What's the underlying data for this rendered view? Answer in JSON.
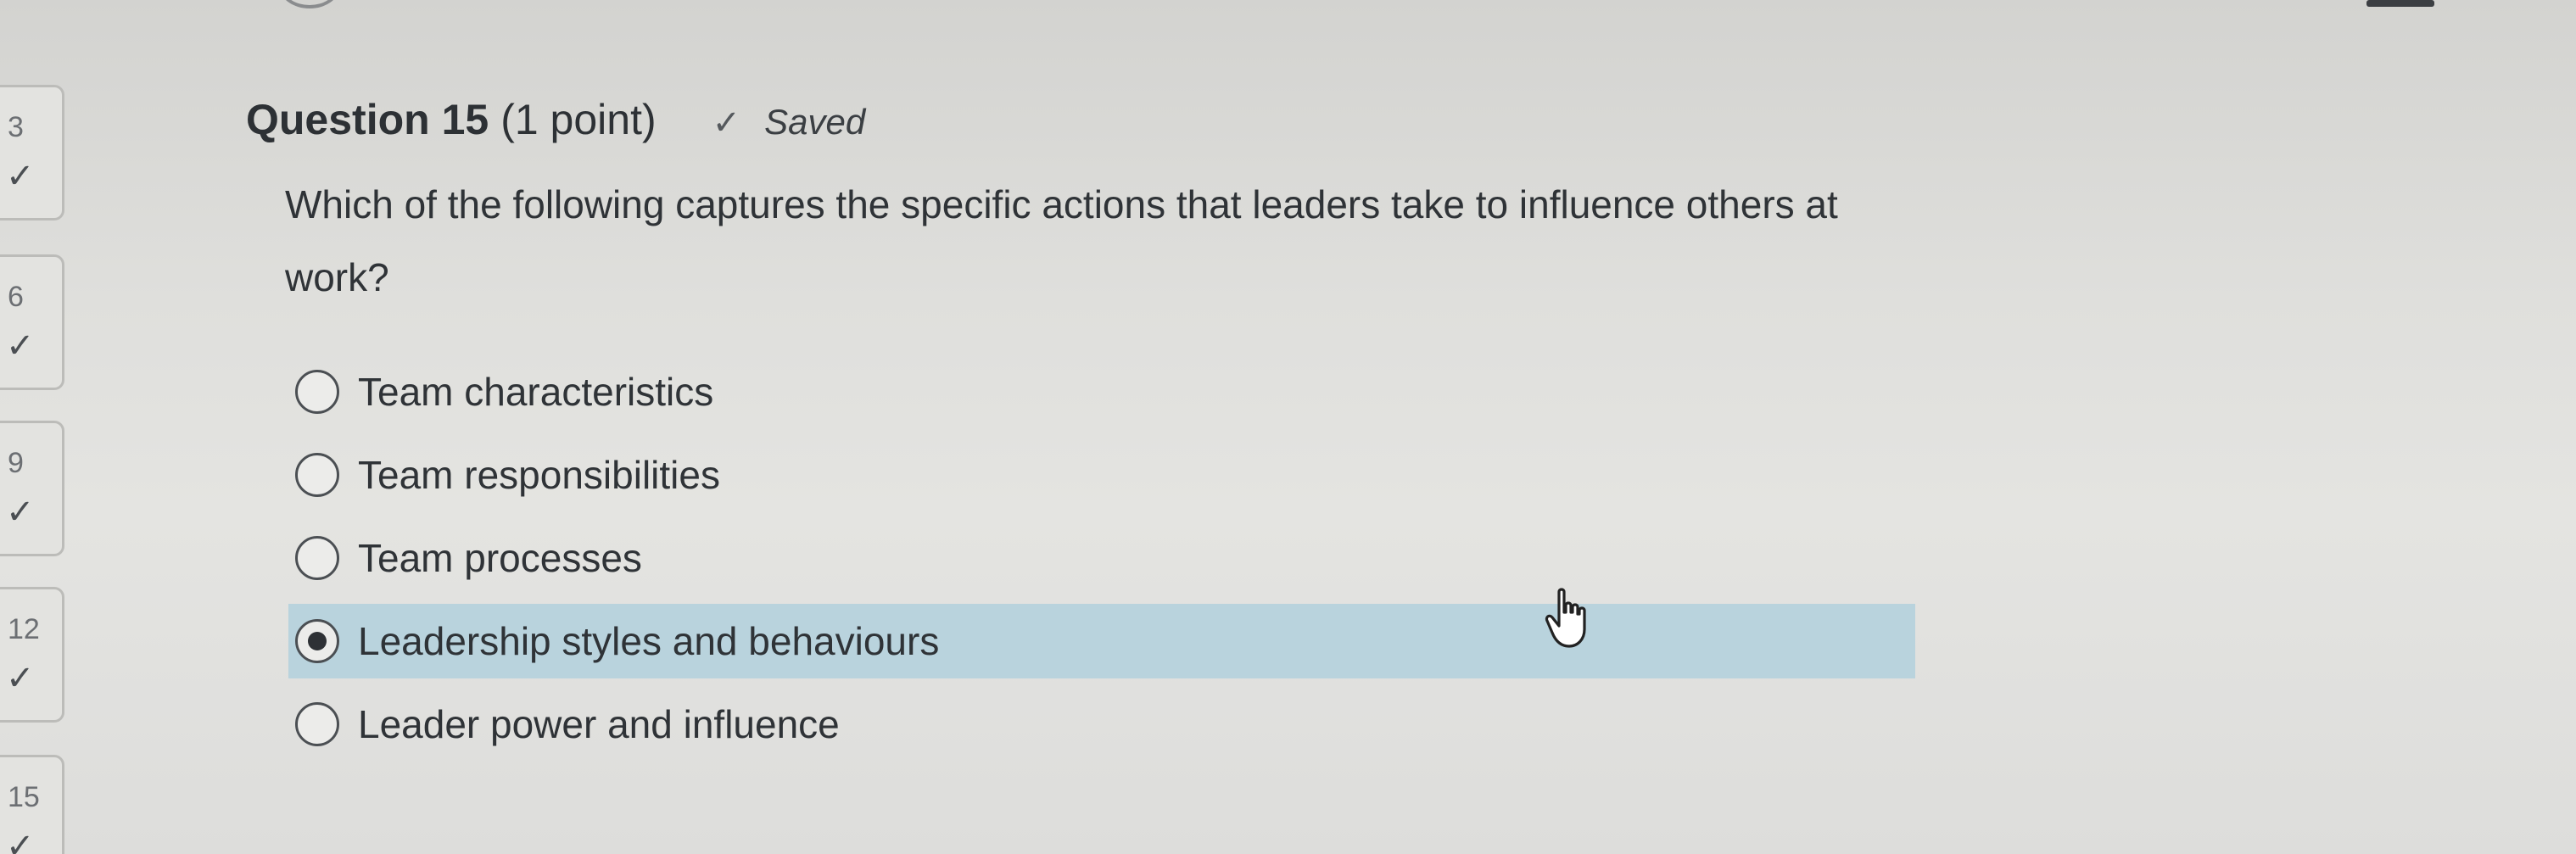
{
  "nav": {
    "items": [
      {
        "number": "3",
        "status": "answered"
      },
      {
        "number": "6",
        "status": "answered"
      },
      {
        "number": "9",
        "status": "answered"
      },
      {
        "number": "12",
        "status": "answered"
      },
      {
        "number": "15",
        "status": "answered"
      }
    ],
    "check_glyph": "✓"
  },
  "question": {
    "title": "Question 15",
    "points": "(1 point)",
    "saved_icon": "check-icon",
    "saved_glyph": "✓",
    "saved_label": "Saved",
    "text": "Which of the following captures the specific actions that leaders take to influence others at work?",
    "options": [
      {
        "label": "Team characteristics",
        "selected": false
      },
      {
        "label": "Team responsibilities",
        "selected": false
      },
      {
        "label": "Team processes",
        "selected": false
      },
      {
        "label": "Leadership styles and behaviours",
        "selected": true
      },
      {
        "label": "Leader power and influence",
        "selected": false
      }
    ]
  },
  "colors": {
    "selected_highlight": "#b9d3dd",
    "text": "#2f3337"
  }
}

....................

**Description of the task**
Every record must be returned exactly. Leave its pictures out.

**Answer area**
What's the underlying data for this rendered view? Answer in JSON.
{
  "nav": {
    "items": [
      {
        "number": "3",
        "status": "answered"
      },
      {
        "number": "6",
        "status": "answered"
      },
      {
        "number": "9",
        "status": "answered"
      },
      {
        "number": "12",
        "status": "answered"
      },
      {
        "number": "15",
        "status": "answered"
      }
    ],
    "check_glyph": "✓"
  },
  "question": {
    "title": "Question 15",
    "points": "(1 point)",
    "saved_icon": "check-icon",
    "saved_glyph": "✓",
    "saved_label": "Saved",
    "text": "Which of the following captures the specific actions that leaders take to influence others at work?",
    "options": [
      {
        "label": "Team characteristics",
        "selected": false
      },
      {
        "label": "Team responsibilities",
        "selected": false
      },
      {
        "label": "Team processes",
        "selected": false
      },
      {
        "label": "Leadership styles and behaviours",
        "selected": true
      },
      {
        "label": "Leader power and influence",
        "selected": false
      }
    ]
  },
  "colors": {
    "selected_highlight": "#b9d3dd",
    "text": "#2f3337"
  }
}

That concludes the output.